By Justin Shelley
Kevin O’Leary and Justin Shelley
On April 23rd of this year, I had the privilege of meeting Kevin O’Leary, one of the investors on ABC’s Shark Tank. I’m a huge fan of the show, and have been from day one. Kevin isn’t known for being warm and cuddly, but he has always been one of my favorites. I guess that’s because he gets right down to business. It’s all about the MONEY!
In our society, it has almost become a crime to talk about money. “Rich” people are vilified and any organization that dares to turn a profit is dismantled by the media. “Corporate Greed” is the phrase of choice. It aggravates me to no end. If those evil corporations weren’t greedy enough to make all those massive profits, there would be no jobs.
I was talking with a friend several years back who does not share my opinion about this subject. He said, “I’m all for spreading the wealth around a bit.” There were other comments which I don’t remember, but I do remember telling him how I loved rich people. At the time I was employed by a group of very rich people. Without them, I would have been unemployed.
In the end, opinions don’t matter. The fact is that no organization can survive without money. Even non-profits have to pay the bills. So what did I learn from Mr. O’Leary that can help your organization make money?
Kevin started off by talking about Shark Tank. He referenced a study conducted on all of the entrepreneurs that successfully closed a deal on the show. There were three characteristics that applied to all of them, without exception:
- They were able to articulate their idea (value proposition) in 90 seconds or less.
- They had the right team in place to execute their plan
- They knew their numbers (margins, break-even point, etc.)
Let’s take a look at each of these.
I’m a member of an online community of fellow IT business-owners. Someone posted a question about how to sell the value of a new tool he had bought. “I still do not see the ‘benefits’ for clients, as a monthly fee.” My response to him was, “You're thinking like a technician. You have a tool and want to know how to make the customer get excited about it. Do you care what type of socket set your mechanic uses to fix your car?” As a tech-junkie, I get excited about gadgets and tools. My clients generally do not.
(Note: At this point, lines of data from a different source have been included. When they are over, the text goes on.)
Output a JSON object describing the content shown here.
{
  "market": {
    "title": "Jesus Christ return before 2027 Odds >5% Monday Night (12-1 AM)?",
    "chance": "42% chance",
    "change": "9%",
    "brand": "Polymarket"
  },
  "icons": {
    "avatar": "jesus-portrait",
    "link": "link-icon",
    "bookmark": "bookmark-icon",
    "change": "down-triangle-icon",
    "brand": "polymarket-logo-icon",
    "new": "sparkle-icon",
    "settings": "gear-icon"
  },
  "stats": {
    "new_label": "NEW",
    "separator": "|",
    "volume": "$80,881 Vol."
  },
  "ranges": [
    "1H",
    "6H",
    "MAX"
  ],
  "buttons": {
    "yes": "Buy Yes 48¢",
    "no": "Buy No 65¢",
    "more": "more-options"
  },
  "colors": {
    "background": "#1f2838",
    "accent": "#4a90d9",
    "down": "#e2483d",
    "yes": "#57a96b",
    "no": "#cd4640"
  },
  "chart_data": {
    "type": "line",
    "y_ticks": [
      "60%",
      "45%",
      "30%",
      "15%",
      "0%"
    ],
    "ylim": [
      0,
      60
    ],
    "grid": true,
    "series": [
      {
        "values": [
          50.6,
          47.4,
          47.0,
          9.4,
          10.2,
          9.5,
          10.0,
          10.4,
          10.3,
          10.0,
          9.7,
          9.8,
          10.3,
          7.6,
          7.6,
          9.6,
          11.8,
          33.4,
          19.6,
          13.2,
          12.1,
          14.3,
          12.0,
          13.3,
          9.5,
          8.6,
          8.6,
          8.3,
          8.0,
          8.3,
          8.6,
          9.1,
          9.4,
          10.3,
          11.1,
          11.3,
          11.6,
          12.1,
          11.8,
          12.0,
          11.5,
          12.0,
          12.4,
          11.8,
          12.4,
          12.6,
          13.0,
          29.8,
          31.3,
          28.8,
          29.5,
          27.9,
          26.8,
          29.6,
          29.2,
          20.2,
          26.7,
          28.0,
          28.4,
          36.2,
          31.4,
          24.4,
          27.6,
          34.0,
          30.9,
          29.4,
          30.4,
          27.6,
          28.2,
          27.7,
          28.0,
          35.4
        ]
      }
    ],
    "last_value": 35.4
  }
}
The world of medicine is admittedly more complex than the world of technology, but you still have “customers” who are looking for value. Your customer might be the patient, it might be the provider, or it might be the insurance company. Maybe it’s all three. In any case, what value do you provide? How are you making someone’s life better? Remember, we’re not talking about the “tools”. We’re not even talking about the procedures. We’re talking about real value. The stuff that can only be measured on the warm-and-fuzzy meter.
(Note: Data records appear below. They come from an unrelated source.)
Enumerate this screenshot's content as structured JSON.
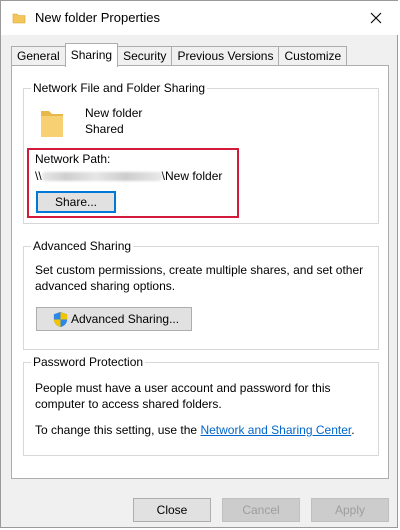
{
  "window": {
    "title": "New folder Properties"
  },
  "tabs": [
    "General",
    "Sharing",
    "Security",
    "Previous Versions",
    "Customize"
  ],
  "active_tab": "Sharing",
  "network_sharing": {
    "group_title": "Network File and Folder Sharing",
    "folder_name": "New folder",
    "status": "Shared",
    "path_label": "Network Path:",
    "path_prefix": "\\\\",
    "path_suffix": "\\New folder",
    "share_button": "Share..."
  },
  "advanced_sharing": {
    "group_title": "Advanced Sharing",
    "description": "Set custom permissions, create multiple shares, and set other advanced sharing options.",
    "button": "Advanced Sharing..."
  },
  "password_protection": {
    "group_title": "Password Protection",
    "description": "People must have a user account and password for this computer to access shared folders.",
    "change_text": "To change this setting, use the ",
    "link_text": "Network and Sharing Center",
    "change_suffix": "."
  },
  "footer": {
    "close": "Close",
    "cancel": "Cancel",
    "apply": "Apply"
  },
  "colors": {
    "highlight": "#d41a3a",
    "link": "#0066cc",
    "focus": "#0078d7",
    "folder": "#f3c55a"
  },
  "icons": [
    "folder-icon",
    "close-icon",
    "shield-icon"
  ]
}
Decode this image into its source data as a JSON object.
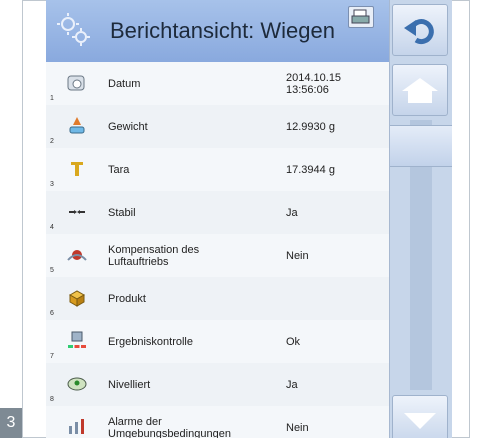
{
  "figure_number": "3",
  "header": {
    "title": "Berichtansicht: Wiegen",
    "icon": "gear-icon",
    "action_icon": "printer-icon"
  },
  "rows": [
    {
      "num": "1",
      "label": "Datum",
      "value": "2014.10.15\n13:56:06",
      "icon": "calendar-icon"
    },
    {
      "num": "2",
      "label": "Gewicht",
      "value": "12.9930 g",
      "icon": "weight-icon"
    },
    {
      "num": "3",
      "label": "Tara",
      "value": "17.3944 g",
      "icon": "tare-icon"
    },
    {
      "num": "4",
      "label": "Stabil",
      "value": "Ja",
      "icon": "stable-icon"
    },
    {
      "num": "5",
      "label": "Kompensation des\nLuftauftriebs",
      "value": "Nein",
      "icon": "air-buoyancy-icon"
    },
    {
      "num": "6",
      "label": "Produkt",
      "value": "",
      "icon": "product-icon"
    },
    {
      "num": "7",
      "label": "Ergebniskontrolle",
      "value": "Ok",
      "icon": "checkweighing-icon"
    },
    {
      "num": "8",
      "label": "Nivelliert",
      "value": "Ja",
      "icon": "level-icon"
    },
    {
      "num": "",
      "label": "Alarme der\nUmgebungsbedingungen",
      "value": "Nein",
      "icon": "alarm-icon"
    }
  ],
  "sidebar": {
    "back_icon": "undo-icon",
    "home_icon": "home-icon",
    "down_icon": "arrow-down-icon"
  }
}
This subject is a very deep, very complicated matter. I won’t try to break it all down in the small amount of space I have here. But if you’re looking for a place to start, just ask questions. Ask your customers (patients, providers, etc.) what they like about your practice. Ask them what they hate. And here’s a tip, ask them what they hate about health care in general. They will rarely tell you to your face what they dislike about you. People naturally shy away from confrontation. But if you generalize the question, you’ll be amazed at the feedback.
Having a solid value proposition is great. But it’s only step one. Even the organizations who think they have this one really dialed in might be surprised to learn that the rest of the team is not on the same page.
For a fun exercise, ask each member of your team what the organization’s core values are. Or what your mission statement is. I’ve seen organizations with this information posted on the wall in large, fancy print, and still the team can’t answer the question.
In order to really deliver consistent value, these three things must be in place:
- You must have the right team members
- Each team member must be doing the right job
- Everyone needs to have the same vision, with individual areas of responsibility and accountability
On the surface, you might think Kevin O’Leary is the definition of corporate greed. Honestly, my opinion of him wouldn’t change even if that were true. But his opening line really resonated with me:
“It’s not about greed. It’s not about the money. It’s about freedom.” Did you catch that? Kevin said it’s not about the money! If you watch Shark Tank, you will hear him talk a LOT about money. Why? Because money buys freedom. Freedom from overdue bills. Freedom from long, agonizing days because you are under-staffed. You may have your own version of freedom. But regardless, money can buy it.
Organizations do not have money by accident. It is a very deliberate, intentional process. But it starts with financial intelligence. Know your numbers! This will look different for every organization. It is also the difference between life and death.
So there you have it right from the mouth of my favorite shark. Here is your formula for making MONEY; here is your formula for buying freedom: know how you add value to the people around you, get everyone on board with the same vision, and know your numbers.
Here’s to corporate greed and every ounce of freedom it buys! (For you, your team, your family, and society as a whole.)